JGP was called up by the Ottawa Senators April 10th and earned an assist in his first career NHL game against the Philadelphia Flyers on April 11th.  He impressed and ended up playing in the final 9 games of the regular season for Ottawa, contributing two goals and two assists.  Both goals were game winners for Pageau, including the one in the final game of the season against the Boston Bruins, in which his two point effort helped the Sens move up to the seventh spot and secure a more favorable first round playoff match-up.  He averaged well over ten minutes of ice-time per game and was a plus player during that time as well.  JPG’s strong work ethic and raw talent was not lost on Head Coach Paul MacLean and the rest of the Sens coaching staff and it earned him a spot on the team’s playoff roster for the series against the Montreal Canadiens.



JPG Becomes A Playoff Star:

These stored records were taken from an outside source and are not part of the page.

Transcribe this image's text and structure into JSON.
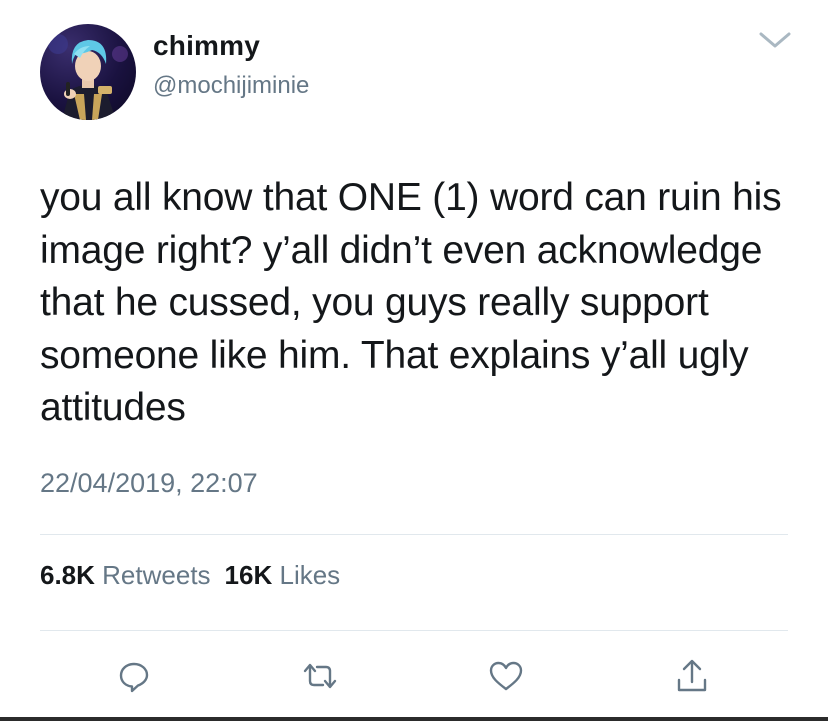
{
  "user": {
    "display_name": "chimmy",
    "handle": "@mochijiminie",
    "avatar_icon": "profile-photo"
  },
  "tweet": {
    "text": "you all know that ONE (1) word can ruin his image right? y’all didn’t even acknowledge that he cussed, you guys really support someone like him. That explains y’all ugly attitudes",
    "timestamp": "22/04/2019, 22:07"
  },
  "stats": {
    "retweets_count": "6.8K",
    "retweets_label": "Retweets",
    "likes_count": "16K",
    "likes_label": "Likes"
  },
  "actions": [
    {
      "name": "reply",
      "icon": "reply-icon"
    },
    {
      "name": "retweet",
      "icon": "retweet-icon"
    },
    {
      "name": "like",
      "icon": "heart-icon"
    },
    {
      "name": "share",
      "icon": "share-icon"
    }
  ],
  "menu_icon": "chevron-down-icon",
  "colors": {
    "text": "#14171a",
    "secondary": "#657786",
    "divider": "#e1e8ed",
    "avatar_hair": "#5ec8e6"
  }
}
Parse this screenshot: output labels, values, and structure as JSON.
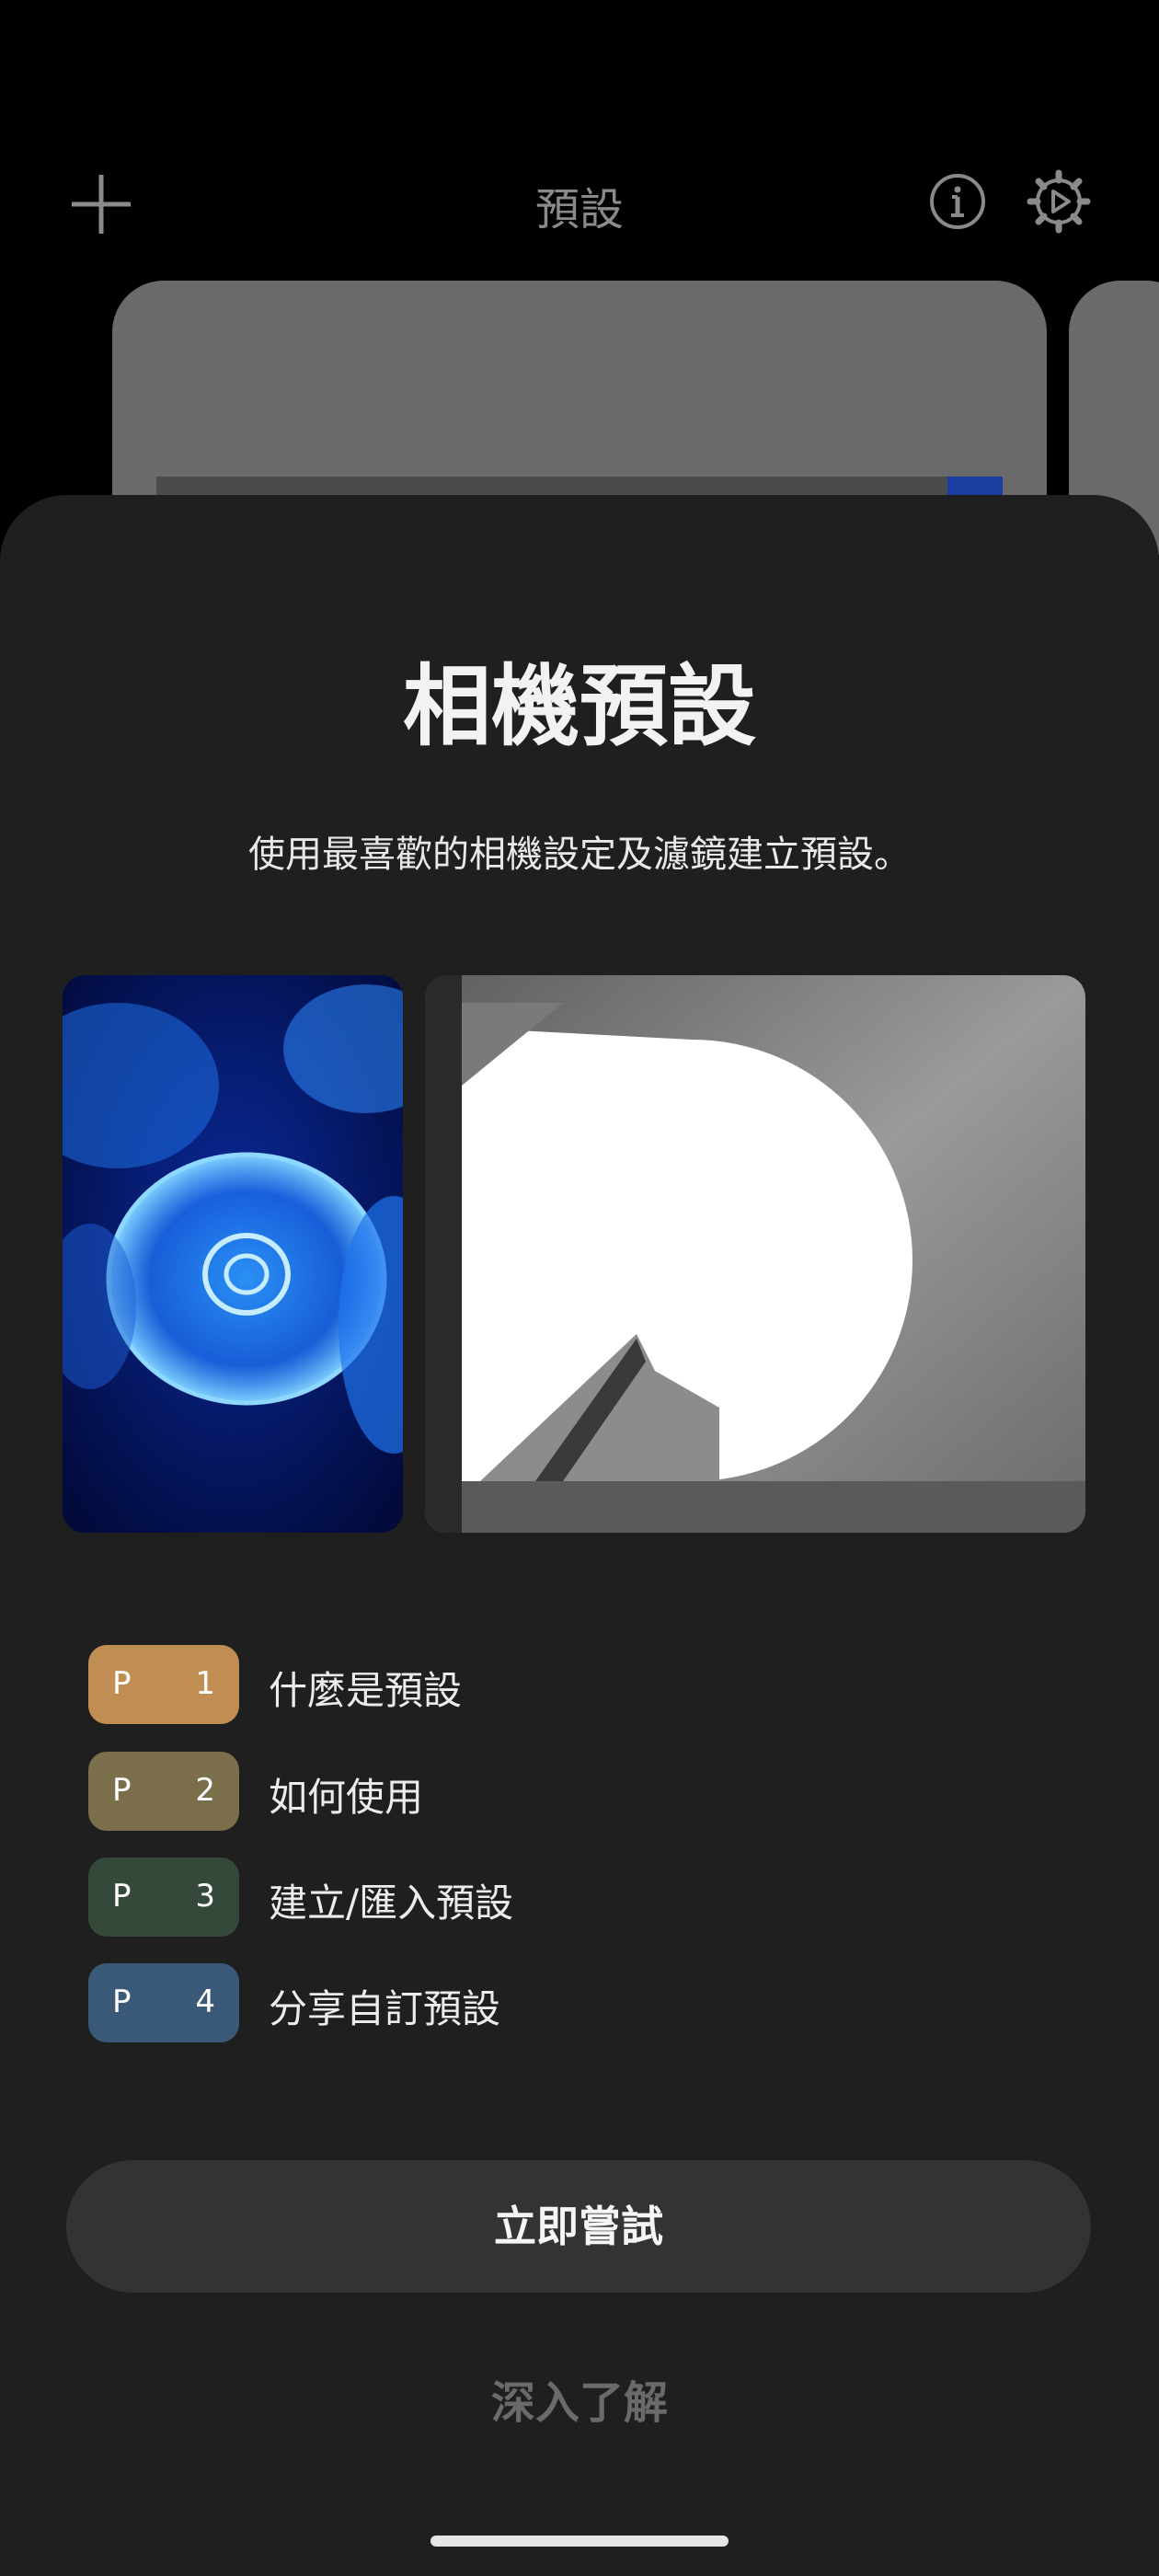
{
  "header": {
    "title": "預設",
    "add_icon": "plus-icon",
    "info_icon": "info-icon",
    "settings_icon": "gear-icon"
  },
  "sheet": {
    "title": "相機預設",
    "description": "使用最喜歡的相機設定及濾鏡建立預設。",
    "images": [
      "jellyfish-blue-photo",
      "building-bw-photo"
    ],
    "toc": [
      {
        "letter": "P",
        "num": "1",
        "label": "什麼是預設",
        "color": "#c08d52"
      },
      {
        "letter": "P",
        "num": "2",
        "label": "如何使用",
        "color": "#7b6e4b"
      },
      {
        "letter": "P",
        "num": "3",
        "label": "建立/匯入預設",
        "color": "#34493a"
      },
      {
        "letter": "P",
        "num": "4",
        "label": "分享自訂預設",
        "color": "#3a5878"
      }
    ],
    "primary_button": "立即嘗試",
    "secondary_link": "深入了解"
  },
  "colors": {
    "sheet_bg": "#1f1f1f",
    "button_bg": "#333333"
  }
}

After a relatively quiet first two playoff games, certainly fair for a rookie pro making his NHL postseason debut, Pageau made more than a splash in Game 3.  After a tight first period, the JPG show began as he broke a 1-1 tie less than five minutes into the second period.  Pageau took a great pass, went in on a breakaway and scored his first of the night with a beautiful shot, giving Ottawa the lead they would not relinquish.  That being said it remained a close game after two periods with the Sens only up 2-1.  Enter Pageau yet again as he provided the critical third goal for the Sens, his second of the game, before the third period was two minutes old and at that point the blow out was on.  Then with the Sens firmly in control of the game, up 5-1 late in the third period, Pageau officially vaulted himself into Ottawa Senators playoff history by recording his third goal of the game.  It was the ideal way for both he and the team to cap a terrific performance from start to finish.

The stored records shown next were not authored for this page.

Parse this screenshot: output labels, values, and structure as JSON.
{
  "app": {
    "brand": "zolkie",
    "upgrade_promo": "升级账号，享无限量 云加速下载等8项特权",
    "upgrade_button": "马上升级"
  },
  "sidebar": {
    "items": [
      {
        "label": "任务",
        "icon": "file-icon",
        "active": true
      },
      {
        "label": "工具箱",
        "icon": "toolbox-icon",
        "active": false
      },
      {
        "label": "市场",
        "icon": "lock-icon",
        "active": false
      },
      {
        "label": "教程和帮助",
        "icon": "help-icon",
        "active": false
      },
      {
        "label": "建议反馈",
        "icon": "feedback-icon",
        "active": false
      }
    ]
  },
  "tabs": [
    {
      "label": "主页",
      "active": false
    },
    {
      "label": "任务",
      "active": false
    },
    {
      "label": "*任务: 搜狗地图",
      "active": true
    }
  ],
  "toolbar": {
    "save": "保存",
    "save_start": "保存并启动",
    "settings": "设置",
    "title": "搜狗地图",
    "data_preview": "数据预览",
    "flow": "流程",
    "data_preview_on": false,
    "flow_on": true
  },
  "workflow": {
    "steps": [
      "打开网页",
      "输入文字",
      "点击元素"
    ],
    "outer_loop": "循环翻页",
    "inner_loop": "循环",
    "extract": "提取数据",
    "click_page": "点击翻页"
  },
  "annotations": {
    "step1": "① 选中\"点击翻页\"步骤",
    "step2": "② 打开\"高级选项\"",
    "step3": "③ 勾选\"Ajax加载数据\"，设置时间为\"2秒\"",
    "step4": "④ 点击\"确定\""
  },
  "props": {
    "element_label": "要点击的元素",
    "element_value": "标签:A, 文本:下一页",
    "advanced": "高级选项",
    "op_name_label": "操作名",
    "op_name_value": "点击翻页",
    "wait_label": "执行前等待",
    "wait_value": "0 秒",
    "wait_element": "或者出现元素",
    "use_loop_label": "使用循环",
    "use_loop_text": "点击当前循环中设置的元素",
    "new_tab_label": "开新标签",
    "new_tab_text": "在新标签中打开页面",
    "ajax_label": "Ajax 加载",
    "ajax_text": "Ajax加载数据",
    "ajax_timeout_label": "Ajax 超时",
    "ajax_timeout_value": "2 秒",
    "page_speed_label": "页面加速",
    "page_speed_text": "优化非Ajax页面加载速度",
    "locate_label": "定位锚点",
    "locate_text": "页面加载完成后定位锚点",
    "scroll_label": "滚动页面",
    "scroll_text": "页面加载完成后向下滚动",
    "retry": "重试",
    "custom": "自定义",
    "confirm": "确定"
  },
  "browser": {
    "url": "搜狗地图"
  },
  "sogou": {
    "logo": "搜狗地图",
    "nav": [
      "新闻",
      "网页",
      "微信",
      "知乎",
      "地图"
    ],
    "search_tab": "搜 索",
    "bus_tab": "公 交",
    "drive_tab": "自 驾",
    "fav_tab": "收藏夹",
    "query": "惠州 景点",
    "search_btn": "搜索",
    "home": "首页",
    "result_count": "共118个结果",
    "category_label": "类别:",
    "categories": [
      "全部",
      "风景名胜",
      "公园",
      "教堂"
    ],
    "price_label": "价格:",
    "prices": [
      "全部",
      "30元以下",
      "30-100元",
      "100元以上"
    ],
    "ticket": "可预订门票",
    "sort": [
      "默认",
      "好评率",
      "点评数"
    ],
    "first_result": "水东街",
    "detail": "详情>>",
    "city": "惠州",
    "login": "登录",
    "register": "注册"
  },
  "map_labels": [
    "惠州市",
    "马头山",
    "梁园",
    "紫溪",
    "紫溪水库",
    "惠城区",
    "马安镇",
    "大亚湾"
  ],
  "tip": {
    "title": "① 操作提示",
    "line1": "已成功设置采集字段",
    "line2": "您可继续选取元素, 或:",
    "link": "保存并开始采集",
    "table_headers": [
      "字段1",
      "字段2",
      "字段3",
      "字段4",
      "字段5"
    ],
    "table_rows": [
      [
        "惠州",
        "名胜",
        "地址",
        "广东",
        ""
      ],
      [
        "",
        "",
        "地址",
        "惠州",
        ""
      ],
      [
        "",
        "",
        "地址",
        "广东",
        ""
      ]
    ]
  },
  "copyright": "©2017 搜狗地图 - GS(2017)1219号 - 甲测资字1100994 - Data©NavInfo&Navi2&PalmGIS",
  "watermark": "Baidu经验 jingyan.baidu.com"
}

A Nasty Game And Series:


Now Pageau, while the feature story, was only one story in a wild night at Scotia Bank Place on Sunday.  The game itself went from a typical close playoff contest, similar to that of Games 1 and 2 in this series, to a full on rout by the Senators early in the third period and the emotions of both the game and the series to that point finally boiled over.  Tensions between the two teams have been high since the Eric Gryba hit but after the Sens began to run away with Game 3, taking a 4-1 lead at the seven minute mark of the third period, the fuse was lit.  A line-brawl erupted off the ensuing face-off and that was only the start of a fight filled penalty fest, with a few more goals sprinkled in, for the officials to sort out down the stretch.  When all was said and done, the two teams had accounted for 236 penalty minutes, countless fighting majors and nine game misconducts, the Senators had taken a 2-1 series lead and everyone was ready for the next game to be played.

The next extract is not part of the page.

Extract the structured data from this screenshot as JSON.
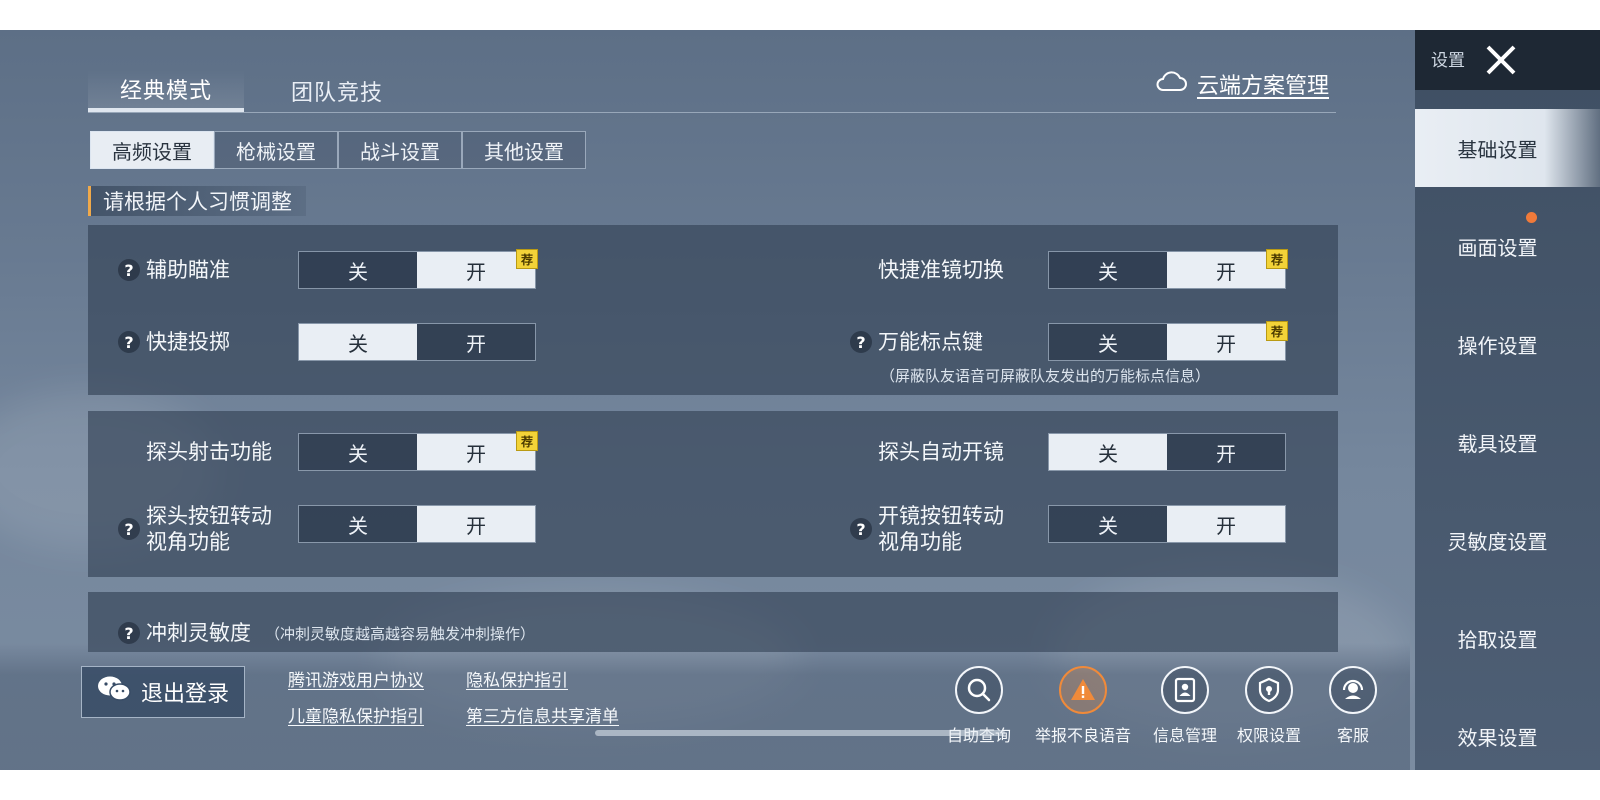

Having said all that the biggest story of this game remained the incredible performance of young Jean-Gabriel Pageau and both Sens players and fans showed that by chanting his name in the stands and in the locker room as well as taking their stories and compliments to social media.



“It was a great night for the kid.  He’s come in and played very, very well for us,” Sens Head Coach Paul MacLean said.  We’re really pleased for him, he’s been a good player,” he continued.  As I said previously, it is way too early to put Pageau’s name up there in Sens playoff lore after one big performance, but we all know that names are made in the playoffs and Jean-Gabriel Pageau has everyone in the Nation’s Capital chanting and many others around the hockey world knowing his.